◆ **What to produce**
This exercise requires every record to be repeated exactly.

== Data to process

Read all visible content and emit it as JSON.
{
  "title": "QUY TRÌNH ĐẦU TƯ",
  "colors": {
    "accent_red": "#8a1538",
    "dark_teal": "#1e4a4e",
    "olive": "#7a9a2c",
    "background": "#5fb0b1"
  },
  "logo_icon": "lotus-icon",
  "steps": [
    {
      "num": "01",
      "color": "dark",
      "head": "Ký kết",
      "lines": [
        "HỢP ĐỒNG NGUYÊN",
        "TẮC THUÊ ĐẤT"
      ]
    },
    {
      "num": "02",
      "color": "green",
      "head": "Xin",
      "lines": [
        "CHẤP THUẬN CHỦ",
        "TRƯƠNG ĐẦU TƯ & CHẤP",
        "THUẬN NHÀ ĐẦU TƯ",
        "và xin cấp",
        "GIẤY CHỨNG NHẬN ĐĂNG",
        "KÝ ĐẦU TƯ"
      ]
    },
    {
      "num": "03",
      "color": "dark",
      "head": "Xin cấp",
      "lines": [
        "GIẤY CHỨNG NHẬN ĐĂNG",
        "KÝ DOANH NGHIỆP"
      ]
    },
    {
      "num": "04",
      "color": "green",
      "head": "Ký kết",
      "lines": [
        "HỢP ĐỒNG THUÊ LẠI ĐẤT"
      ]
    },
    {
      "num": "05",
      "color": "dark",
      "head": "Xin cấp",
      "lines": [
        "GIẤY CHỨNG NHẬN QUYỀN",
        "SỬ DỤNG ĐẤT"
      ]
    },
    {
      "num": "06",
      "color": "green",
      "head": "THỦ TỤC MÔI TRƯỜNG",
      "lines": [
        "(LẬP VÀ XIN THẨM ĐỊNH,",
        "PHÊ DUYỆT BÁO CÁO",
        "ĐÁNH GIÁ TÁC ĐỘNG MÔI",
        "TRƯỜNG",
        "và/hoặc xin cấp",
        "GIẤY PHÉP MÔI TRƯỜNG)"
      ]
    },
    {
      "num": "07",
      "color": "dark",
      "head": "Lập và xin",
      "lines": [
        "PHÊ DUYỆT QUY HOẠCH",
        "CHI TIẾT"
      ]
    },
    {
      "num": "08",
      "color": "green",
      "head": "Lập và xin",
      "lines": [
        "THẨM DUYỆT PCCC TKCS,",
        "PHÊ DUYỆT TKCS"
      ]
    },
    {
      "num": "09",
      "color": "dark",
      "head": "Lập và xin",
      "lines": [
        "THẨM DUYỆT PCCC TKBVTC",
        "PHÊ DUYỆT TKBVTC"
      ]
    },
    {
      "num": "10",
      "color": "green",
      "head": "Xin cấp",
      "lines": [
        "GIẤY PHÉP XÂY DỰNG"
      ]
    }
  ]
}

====

◆ **Response to the task**
Read all visible content and emit it as JSON.
{
  "title": "QUY TRÌNH ĐẦU TƯ",
  "colors": {
    "accent_red": "#8a1538",
    "dark_teal": "#1e4a4e",
    "olive": "#7a9a2c",
    "background": "#5fb0b1"
  },
  "logo_icon": "lotus-icon",
  "steps": [
    {
      "num": "01",
      "color": "dark",
      "head": "Ký kết",
      "lines": [
        "HỢP ĐỒNG NGUYÊN",
        "TẮC THUÊ ĐẤT"
      ]
    },
    {
      "num": "02",
      "color": "green",
      "head": "Xin",
      "lines": [
        "CHẤP THUẬN CHỦ",
        "TRƯƠNG ĐẦU TƯ & CHẤP",
        "THUẬN NHÀ ĐẦU TƯ",
        "và xin cấp",
        "GIẤY CHỨNG NHẬN ĐĂNG",
        "KÝ ĐẦU TƯ"
      ]
    },
    {
      "num": "03",
      "color": "dark",
      "head": "Xin cấp",
      "lines": [
        "GIẤY CHỨNG NHẬN ĐĂNG",
        "KÝ DOANH NGHIỆP"
      ]
    },
    {
      "num": "04",
      "color": "green",
      "head": "Ký kết",
      "lines": [
        "HỢP ĐỒNG THUÊ LẠI ĐẤT"
      ]
    },
    {
      "num": "05",
      "color": "dark",
      "head": "Xin cấp",
      "lines": [
        "GIẤY CHỨNG NHẬN QUYỀN",
        "SỬ DỤNG ĐẤT"
      ]
    },
    {
      "num": "06",
      "color": "green",
      "head": "THỦ TỤC MÔI TRƯỜNG",
      "lines": [
        "(LẬP VÀ XIN THẨM ĐỊNH,",
        "PHÊ DUYỆT BÁO CÁO",
        "ĐÁNH GIÁ TÁC ĐỘNG MÔI",
        "TRƯỜNG",
        "và/hoặc xin cấp",
        "GIẤY PHÉP MÔI TRƯỜNG)"
      ]
    },
    {
      "num": "07",
      "color": "dark",
      "head": "Lập và xin",
      "lines": [
        "PHÊ DUYỆT QUY HOẠCH",
        "CHI TIẾT"
      ]
    },
    {
      "num": "08",
      "color": "green",
      "head": "Lập và xin",
      "lines": [
        "THẨM DUYỆT PCCC TKCS,",
        "PHÊ DUYỆT TKCS"
      ]
    },
    {
      "num": "09",
      "color": "dark",
      "head": "Lập và xin",
      "lines": [
        "THẨM DUYỆT PCCC TKBVTC",
        "PHÊ DUYỆT TKBVTC"
      ]
    },
    {
      "num": "10",
      "color": "green",
      "head": "Xin cấp",
      "lines": [
        "GIẤY PHÉP XÂY DỰNG"
      ]
    }
  ]
}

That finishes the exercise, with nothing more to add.